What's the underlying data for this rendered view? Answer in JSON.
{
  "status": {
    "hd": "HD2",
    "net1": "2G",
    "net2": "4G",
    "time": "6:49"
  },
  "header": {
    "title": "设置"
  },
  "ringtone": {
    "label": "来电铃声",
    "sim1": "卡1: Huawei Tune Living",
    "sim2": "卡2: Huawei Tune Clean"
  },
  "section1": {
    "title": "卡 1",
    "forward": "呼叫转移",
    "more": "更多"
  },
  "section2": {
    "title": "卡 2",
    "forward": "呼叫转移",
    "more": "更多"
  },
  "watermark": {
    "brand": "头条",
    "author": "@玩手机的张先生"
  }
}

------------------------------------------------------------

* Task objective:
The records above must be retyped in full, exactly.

* The answer:
What's the underlying data for this rendered view? Answer in JSON.
{
  "status": {
    "hd": "HD2",
    "net1": "2G",
    "net2": "4G",
    "time": "6:49"
  },
  "header": {
    "title": "设置"
  },
  "ringtone": {
    "label": "来电铃声",
    "sim1": "卡1: Huawei Tune Living",
    "sim2": "卡2: Huawei Tune Clean"
  },
  "section1": {
    "title": "卡 1",
    "forward": "呼叫转移",
    "more": "更多"
  },
  "section2": {
    "title": "卡 2",
    "forward": "呼叫转移",
    "more": "更多"
  },
  "watermark": {
    "brand": "头条",
    "author": "@玩手机的张先生"
  }
}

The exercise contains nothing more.